Gutto said: “He has written to explain, but not to apologise. This is exactly why he has become so controversial. Should he [Hlophe] fail to take legal action, this raises serious concern that he did, in fact, make these statements.”

He added that if Hlophe did make the remarks attributed to him, it diminished his prospects for continuing in his position as Judge President of the Cape and of serving in the Constitutional Court.

“These interviews are imminent and he will be questioned over these alleged remarks. This makes the prospect of him being considered very limited,” Gutto said.

He added that Hlophe’s alleged comments fly in the face of the Constitution.

“The Constitution goes against racism and racial discrimination and the statements, prima facie, are an expression of both racism and discrimination. It shows his mind and way of thinking.”

Constitutional Court expert Pierre de Vos said: “If the comments were made, it will ruin his chances of being elevated to the Constitutional Court as it’s clearly misconduct.”

But Percy Gumbi, of the Justice For Hlophe Alliance, labelled the report “irresponsible journalism” and said Hlophe had been misquoted.

Gumbi said: “Hlophe will be taking legal action, this is defamation. The media has a vendetta against him and this is a witch hunt.

“The interviews are coming up, and this article was done on purpose to destroy his chances of being appointed to the Constitutional Court.”


JSC members IFP chief whip Koos van der Merwe and ID leader Patricia de Lille say they will raise the matter during the JSC hearings.

Van der Merwe said: “Is it true? If so, then one can say he is using the white man as the most [objectionable] on Earth and that is counter [to our] Constitution.

“As a member of the JSC, I will give him an opportunity to respond to these allegations. And if it is true that he did say the above, then he has a big hurdle to jump on his way to getting to the top, where he wants to be.”

De Lille said: “If he is found to have said those things and found guilty in a disciplinary hearing, this would be a bad reflection on him and the judiciary.

“It would be for the JSC to determine the kind of action to take if the matter does go for a hearing.”

2 Opinion(s):

Anonymous said...

Dregs like Hlope will usually go very far in South Africa of today.

Tia Mysoa said...

Please feel free to distribute my latest article concerning the 1854 Makapaanspoort Murders. It was (and still is) one of the most significant historical events in South Africa, and serves as a perfect example of how the savages of Africa have not changed over time. It’s time that the White Race starts realizing that we have a Heritage to be proud of. We are systematically being suffocated and bullied on all levels of our intellect. It has to stop!

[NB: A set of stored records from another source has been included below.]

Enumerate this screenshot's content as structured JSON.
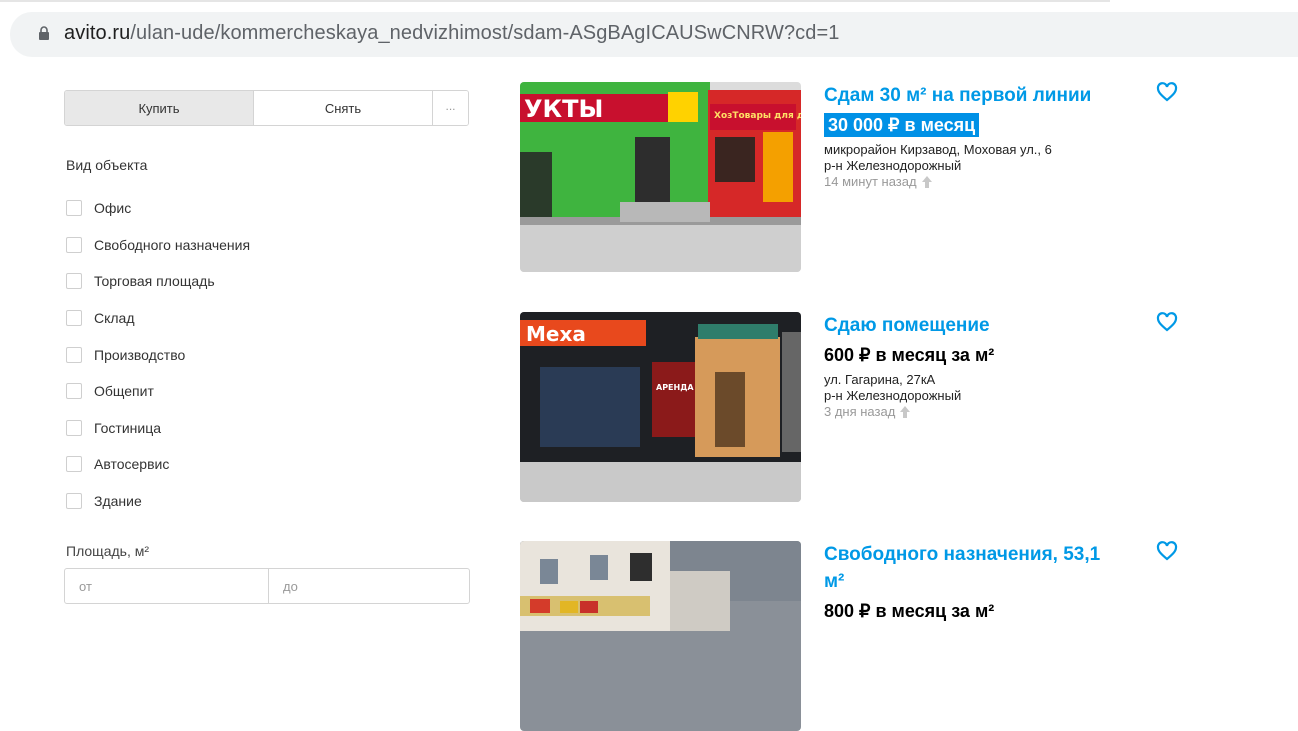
{
  "browser": {
    "url_host": "avito.ru",
    "url_path": "/ulan-ude/kommercheskaya_nedvizhimost/sdam-ASgBAgICAUSwCNRW?cd=1",
    "lock_icon": "lock-icon"
  },
  "filters": {
    "deal_tabs": {
      "buy": "Купить",
      "rent": "Снять",
      "more": "..."
    },
    "object_type_title": "Вид объекта",
    "object_types": [
      "Офис",
      "Свободного назначения",
      "Торговая площадь",
      "Склад",
      "Производство",
      "Общепит",
      "Гостиница",
      "Автосервис",
      "Здание"
    ],
    "area_title": "Площадь, м²",
    "area_from_placeholder": "от",
    "area_to_placeholder": "до"
  },
  "listings": [
    {
      "title": "Сдам 30 м² на первой линии",
      "price": "30 000 ₽ в месяц",
      "address": "микрорайон Кирзавод, Моховая ул., 6",
      "district": "р-н Железнодорожный",
      "time": "14 минут назад",
      "photo_text_1": "УКТЫ",
      "photo_text_2": "ХозТовары для дома"
    },
    {
      "title": "Сдаю помещение",
      "price": "600 ₽ в месяц за м²",
      "address": "ул. Гагарина, 27кА",
      "district": "р-н Железнодорожный",
      "time": "3 дня назад",
      "photo_text_1": "Меха",
      "photo_text_2": "АРЕНДА"
    },
    {
      "title": "Свободного назначения, 53,1 м²",
      "price": "800 ₽ в месяц за м²"
    }
  ],
  "colors": {
    "link_blue": "#0099e6",
    "price_highlight": "#0091e6",
    "muted_gray": "#999999"
  }
}
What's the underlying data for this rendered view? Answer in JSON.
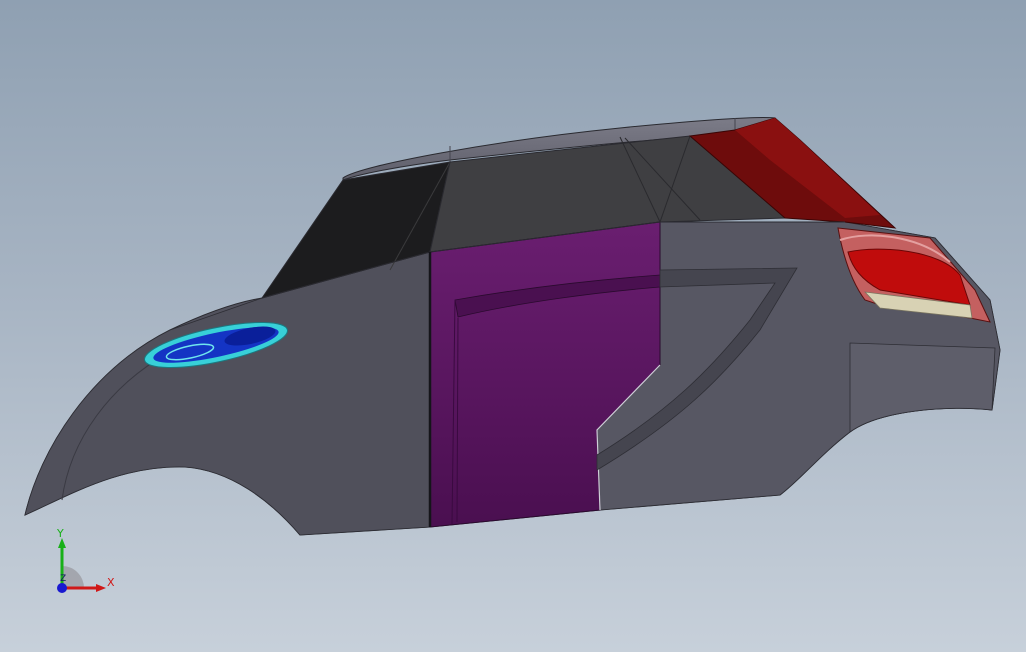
{
  "viewport": {
    "background_top": "#8fa0b2",
    "background_bottom": "#c7d0da"
  },
  "model": {
    "parts": [
      "body-shell",
      "roof",
      "front-windshield",
      "side-window",
      "rear-window",
      "front-door-panel",
      "rear-door-panel",
      "headlight",
      "tail-light"
    ],
    "colors": {
      "body": "#5a5a66",
      "body_dark": "#474752",
      "glass": "#3c3c3e",
      "glass_dark": "#1e1e20",
      "door": "#5d1a62",
      "tail_glass": "#7a0d0d",
      "tail_light": "#c40e0e",
      "headlight_blue": "#1030c8",
      "headlight_cyan": "#38d0d8"
    }
  },
  "triad": {
    "x_label": "X",
    "y_label": "Y",
    "z_label": "Z",
    "x_color": "#d01818",
    "y_color": "#18b018",
    "z_color": "#1818d0"
  }
}
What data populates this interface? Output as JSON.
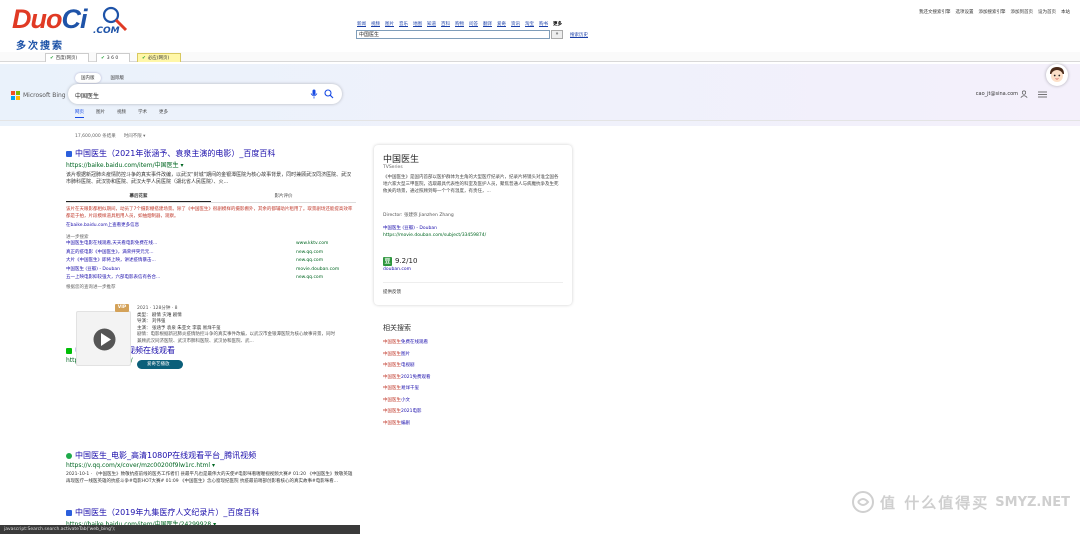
{
  "duoci": {
    "logo_duo": "Duo",
    "logo_ci": "Ci",
    "logo_com": ".COM",
    "logo_sub": "多次搜索",
    "nav": [
      "新闻",
      "视频",
      "图片",
      "音乐",
      "地图",
      "知道",
      "百科",
      "购物",
      "问答",
      "翻译",
      "爱奇",
      "资讯",
      "淘宝",
      "购书",
      "游戏",
      "明星",
      "书签",
      "更多"
    ],
    "search_value": "中国医生",
    "go_label": "»",
    "help_link": "搜索历史",
    "top_links": [
      "我还文搜索引擎",
      "选项设置",
      "添加搜索引擎",
      "添加到首页",
      "设为首页",
      "本站"
    ],
    "tabs": [
      {
        "label": "百度(网页)",
        "active": false
      },
      {
        "label": "3 6 0",
        "active": false
      },
      {
        "label": "必应(网页)",
        "active": true
      }
    ]
  },
  "bing": {
    "brand": "Microsoft Bing",
    "region_tabs": [
      "国内版",
      "国际版"
    ],
    "query": "中国医生",
    "account": "cao_jt@sina.com",
    "scopes": [
      "网页",
      "图片",
      "视频",
      "学术",
      "更多"
    ],
    "result_count": "17,600,000 条结果",
    "time_filter": "时间不限 ▾",
    "results": {
      "r1": {
        "title": "中国医生（2021年张涵予、袁泉主演的电影）_百度百科",
        "url": "https://baike.baidu.com/item/中国医生 ▾",
        "snippet": "该片根据新冠肺炎疫情防控斗争的真实事件改编，以武汉“封城”期间的金银潭医院为核心故事背景，同时兼顾武汉同济医院、武汉市肺科医院、武汉协和医院、武汉大学人民医院（湖北省人民医院）、火...",
        "subtabs": [
          "幕后花絮",
          "影片评价"
        ],
        "subtext": "该片在天眼影都相似期间，动员了7个摄影棚搭建场景。除了《中国医生》很剧模样的摄影棚外，其余的都辅助片租用了。取景剧场还能提高效率都是于拍，片段模样道具租用人员，如抽烟制器，观察。",
        "more": "在baike.baidu.com上查看更多信息",
        "further_label": "进一步搜索",
        "further": [
          {
            "l": "中国医生电影在线观看,天天看电影免费在线...",
            "r": "www.kktv.com"
          },
          {
            "l": "真正的疫电影《中国医生》，满荣抨突元元...",
            "r": "new.qq.com"
          },
          {
            "l": "大片《中国医生》即将上映，讲述疫情暴击...",
            "r": "new.qq.com"
          },
          {
            "l": "中国医生 (豆瓣) - Douban",
            "r": "movie.douban.com"
          },
          {
            "l": "五一上映电影抑较强大，六部电影表信有各合...",
            "r": "new.qq.com"
          }
        ],
        "feedback": "根据您的查询进一步推荐"
      },
      "r2": {
        "title": "中国医生_高清视频在线观看",
        "url": "https://www.iqiyi.com/",
        "vip": "VIP",
        "year_line": "2021 · 128分钟 · 8",
        "genre": "类型：  剧情      灾难      剧情",
        "director": "导演：  刘伟强",
        "cast": "主演：  张涵予    袁泉    朱亚文    李晨    易烊千玺",
        "plot": "剧情：电影根据新冠肺炎疫情防控斗争的真实事件改编，以武汉市金银潭医院为核心故事背景，同时兼顾武汉同济医院、武汉市肺科医院、武汉协和医院、武...",
        "play": "爱奇艺播放"
      },
      "r3": {
        "title": "中国医生_电影_高清1080P在线观看平台_腾讯视频",
        "url": "https://v.qq.com/x/cover/mzc00200f9lw1rc.html ▾",
        "snippet": "2021-10-1 · 《中国医生》致敬抗疫前线的医务工作者们 县最平凡也是最伟大的天使#电影咪看喔喔视视频大赛# 01:20 《中国医生》致敬英雄 再现医疗一线医英雄的抗疫斗争#电影HOT大赛# 01:09 《中国医生》念心窗现纪医院 抗疫最前哨部创影看核心的真实故事#电影咪看..."
      },
      "r4": {
        "title": "中国医生（2019年九集医疗人文纪录片）_百度百科",
        "url": "https://baike.baidu.com/item/中国医生/24299928 ▾"
      }
    },
    "knowledge": {
      "title": "中国医生",
      "subtitle": "TVSeries",
      "desc": "《中国医生》是国内首部以医护群体为主角的大型医疗纪录片，纪录片将镜头对准全国各地六家大型三甲医院，选取最具代表性的科室及医护人员，聚焦普通人与病魔抗争及生死攸关的场景，通过照顾到每一个个有温度，有责任，...",
      "director": "Director:  张建弥 Jianzhen Zhang",
      "source": "中国医生 (豆瓣) - Douban",
      "source_url": "https://movie.douban.com/subject/33459874/",
      "db_icon": "豆",
      "score": "9.2/10",
      "db_site": "douban.com",
      "feedback": "提供反馈"
    },
    "related": {
      "heading": "相关搜索",
      "items": [
        {
          "r": "中国医生",
          "b": "免费在线观看"
        },
        {
          "r": "中国医生",
          "b": "图片"
        },
        {
          "r": "中国医生",
          "b": "电视剧"
        },
        {
          "r": "中国医生",
          "b": "2021免费观看"
        },
        {
          "r": "中国医生",
          "b": "易烊千玺"
        },
        {
          "r": "中国医生",
          "b": "小文"
        },
        {
          "r": "中国医生",
          "b": "2021电影"
        },
        {
          "r": "中国医生",
          "b": "编剧"
        }
      ]
    }
  },
  "statusbar": "javascript:Search.search.activateTab('web_bing');",
  "watermark": {
    "zh": "值 什么值得买",
    "en": "SMYZ.NET"
  },
  "colors": {
    "duo_red": "#e03a24",
    "duo_blue": "#1e53a8",
    "bing_blue": "#174ae4",
    "link": "#1a0dab",
    "url_green": "#006621"
  }
}
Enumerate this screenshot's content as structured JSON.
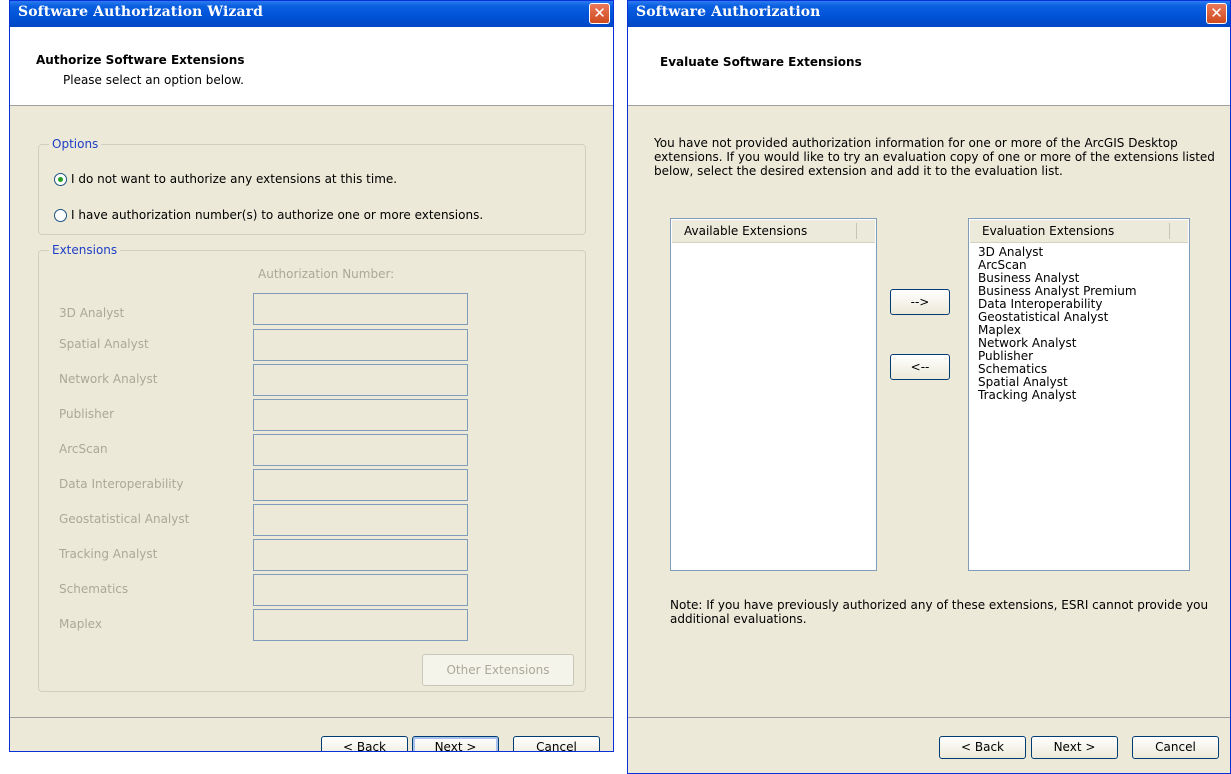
{
  "left_window": {
    "title": "Software Authorization Wizard",
    "close_glyph": "✕",
    "header_title": "Authorize Software Extensions",
    "header_subtitle": "Please select an option below.",
    "options_legend": "Options",
    "option_1": "I do not want to authorize any extensions at this time.",
    "option_2": "I have authorization number(s) to authorize one or more extensions.",
    "selected_option": 1,
    "extensions_legend": "Extensions",
    "auth_number_header": "Authorization Number:",
    "extensions": [
      "3D Analyst",
      "Spatial Analyst",
      "Network Analyst",
      "Publisher",
      "ArcScan",
      "Data Interoperability",
      "Geostatistical Analyst",
      "Tracking Analyst",
      "Schematics",
      "Maplex"
    ],
    "other_extensions_button": "Other Extensions",
    "back_button": "< Back",
    "next_button": "Next >",
    "cancel_button": "Cancel"
  },
  "right_window": {
    "title": "Software Authorization",
    "close_glyph": "✕",
    "header_title": "Evaluate Software Extensions",
    "intro_text": [
      "You have not provided authorization information for one or more of the ArcGIS Desktop",
      "extensions.  If you would like to try an evaluation copy of one or more of the extensions listed",
      "below, select the desired extension and add it to the evaluation list."
    ],
    "available_header": "Available Extensions",
    "available_items": [],
    "evaluation_header": "Evaluation Extensions",
    "evaluation_items": [
      "3D Analyst",
      "ArcScan",
      "Business Analyst",
      "Business Analyst Premium",
      "Data Interoperability",
      "Geostatistical Analyst",
      "Maplex",
      "Network Analyst",
      "Publisher",
      "Schematics",
      "Spatial Analyst",
      "Tracking Analyst"
    ],
    "add_button": "-->",
    "remove_button": "<--",
    "note_text": [
      "Note:  If you have previously authorized any of these extensions, ESRI cannot provide you",
      "additional evaluations."
    ],
    "back_button": "< Back",
    "next_button": "Next >",
    "cancel_button": "Cancel"
  }
}
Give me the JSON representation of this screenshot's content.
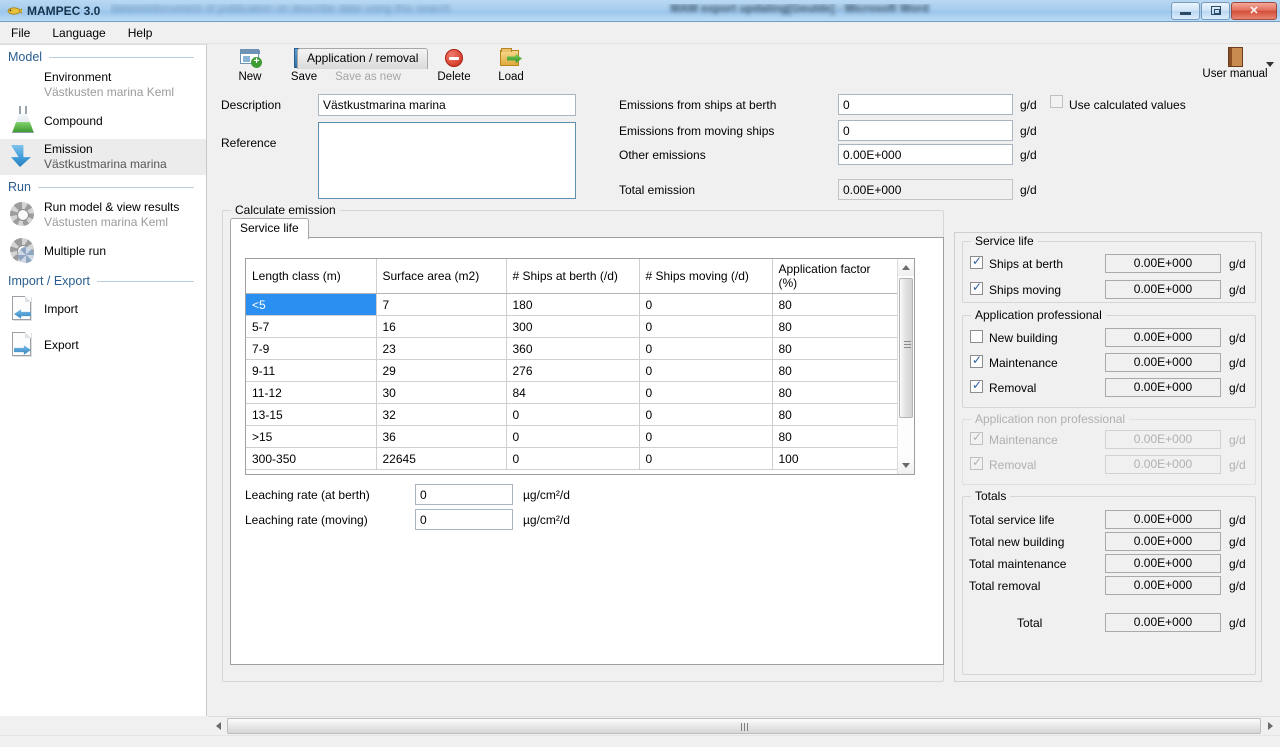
{
  "window": {
    "app_title": "MAMPEC 3.0",
    "blurred_title_1": "dataset/document of publication on describe data using this search",
    "blurred_title_2": "MAM export updating[Geulde] - Microsoft Word",
    "controls": {
      "minimize": "Minimize",
      "restore": "Restore",
      "close": "Close"
    }
  },
  "menu": {
    "items": [
      "File",
      "Language",
      "Help"
    ]
  },
  "sidebar": {
    "groups": [
      {
        "label": "Model",
        "items": [
          {
            "icon": "leaf-icon",
            "title": "Environment",
            "subtitle": "Västkusten marina Keml",
            "selected": false
          },
          {
            "icon": "flask-icon",
            "title": "Compound",
            "subtitle": "",
            "selected": false
          },
          {
            "icon": "emission-icon",
            "title": "Emission",
            "subtitle": "Västkustmarina marina",
            "selected": true
          }
        ]
      },
      {
        "label": "Run",
        "items": [
          {
            "icon": "gear-icon",
            "title": "Run model & view results",
            "subtitle": "Västusten marina Keml",
            "selected": false
          },
          {
            "icon": "multi-gear-icon",
            "title": "Multiple run",
            "subtitle": "",
            "selected": false
          }
        ]
      },
      {
        "label": "Import / Export",
        "items": [
          {
            "icon": "import-doc-icon",
            "title": "Import",
            "subtitle": "",
            "selected": false
          },
          {
            "icon": "export-doc-icon",
            "title": "Export",
            "subtitle": "",
            "selected": false
          }
        ]
      }
    ]
  },
  "toolbar": {
    "buttons": [
      {
        "label": "New",
        "icon": "new-record-icon",
        "disabled": false
      },
      {
        "label": "Save",
        "icon": "floppy-disk-icon",
        "disabled": false
      },
      {
        "label": "Save as new",
        "icon": "copy-icon",
        "disabled": true
      },
      {
        "label": "Delete",
        "icon": "delete-circle-icon",
        "disabled": false
      },
      {
        "label": "Load",
        "icon": "folder-arrow-icon",
        "disabled": false
      }
    ],
    "user_manual": {
      "label": "User manual",
      "icon": "book-icon"
    }
  },
  "header_form": {
    "description_label": "Description",
    "description_value": "Västkustmarina marina",
    "reference_label": "Reference",
    "reference_value": "",
    "emissions": [
      {
        "label": "Emissions from ships at berth",
        "value": "0",
        "unit": "g/d",
        "readonly": false
      },
      {
        "label": "Emissions from moving ships",
        "value": "0",
        "unit": "g/d",
        "readonly": false
      },
      {
        "label": "Other emissions",
        "value": "0.00E+000",
        "unit": "g/d",
        "readonly": false
      },
      {
        "label": "Total emission",
        "value": "0.00E+000",
        "unit": "g/d",
        "readonly": true
      }
    ],
    "use_calculated_values": {
      "label": "Use calculated values",
      "checked": false
    }
  },
  "calculate_emission": {
    "group_title": "Calculate emission",
    "tabs": [
      {
        "label": "Service life",
        "active": true
      },
      {
        "label": "Application / removal",
        "active": false
      }
    ]
  },
  "grid": {
    "columns": [
      "Length class (m)",
      "Surface area (m2)",
      "# Ships at berth (/d)",
      "# Ships moving (/d)",
      "Application factor (%)"
    ],
    "rows": [
      {
        "cells": [
          "<5",
          "7",
          "180",
          "0",
          "80"
        ],
        "selected": true
      },
      {
        "cells": [
          "5-7",
          "16",
          "300",
          "0",
          "80"
        ],
        "selected": false
      },
      {
        "cells": [
          "7-9",
          "23",
          "360",
          "0",
          "80"
        ],
        "selected": false
      },
      {
        "cells": [
          "9-11",
          "29",
          "276",
          "0",
          "80"
        ],
        "selected": false
      },
      {
        "cells": [
          "11-12",
          "30",
          "84",
          "0",
          "80"
        ],
        "selected": false
      },
      {
        "cells": [
          "13-15",
          "32",
          "0",
          "0",
          "80"
        ],
        "selected": false
      },
      {
        "cells": [
          ">15",
          "36",
          "0",
          "0",
          "80"
        ],
        "selected": false
      },
      {
        "cells": [
          "300-350",
          "22645",
          "0",
          "0",
          "100"
        ],
        "selected": false
      }
    ]
  },
  "leaching": [
    {
      "label": "Leaching rate (at berth)",
      "value": "0",
      "unit": "µg/cm²/d"
    },
    {
      "label": "Leaching rate (moving)",
      "value": "0",
      "unit": "µg/cm²/d"
    }
  ],
  "results": {
    "service_life": {
      "title": "Service life",
      "rows": [
        {
          "label": "Ships at berth",
          "checked": true,
          "value": "0.00E+000",
          "unit": "g/d",
          "disabled": false
        },
        {
          "label": "Ships moving",
          "checked": true,
          "value": "0.00E+000",
          "unit": "g/d",
          "disabled": false
        }
      ]
    },
    "application_professional": {
      "title": "Application professional",
      "rows": [
        {
          "label": "New building",
          "checked": false,
          "value": "0.00E+000",
          "unit": "g/d",
          "disabled": false
        },
        {
          "label": "Maintenance",
          "checked": true,
          "value": "0.00E+000",
          "unit": "g/d",
          "disabled": false
        },
        {
          "label": "Removal",
          "checked": true,
          "value": "0.00E+000",
          "unit": "g/d",
          "disabled": false
        }
      ]
    },
    "application_non_professional": {
      "title": "Application non professional",
      "disabled": true,
      "rows": [
        {
          "label": "Maintenance",
          "checked": true,
          "value": "0.00E+000",
          "unit": "g/d",
          "disabled": true
        },
        {
          "label": "Removal",
          "checked": true,
          "value": "0.00E+000",
          "unit": "g/d",
          "disabled": true
        }
      ]
    },
    "totals": {
      "title": "Totals",
      "rows": [
        {
          "label": "Total service life",
          "value": "0.00E+000",
          "unit": "g/d"
        },
        {
          "label": "Total new building",
          "value": "0.00E+000",
          "unit": "g/d"
        },
        {
          "label": "Total maintenance",
          "value": "0.00E+000",
          "unit": "g/d"
        },
        {
          "label": "Total removal",
          "value": "0.00E+000",
          "unit": "g/d"
        },
        {
          "label": "Total",
          "value": "0.00E+000",
          "unit": "g/d"
        }
      ]
    }
  }
}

http://tia-mysoa.blogspot.com/2009/08/makapaanspoort-murders.html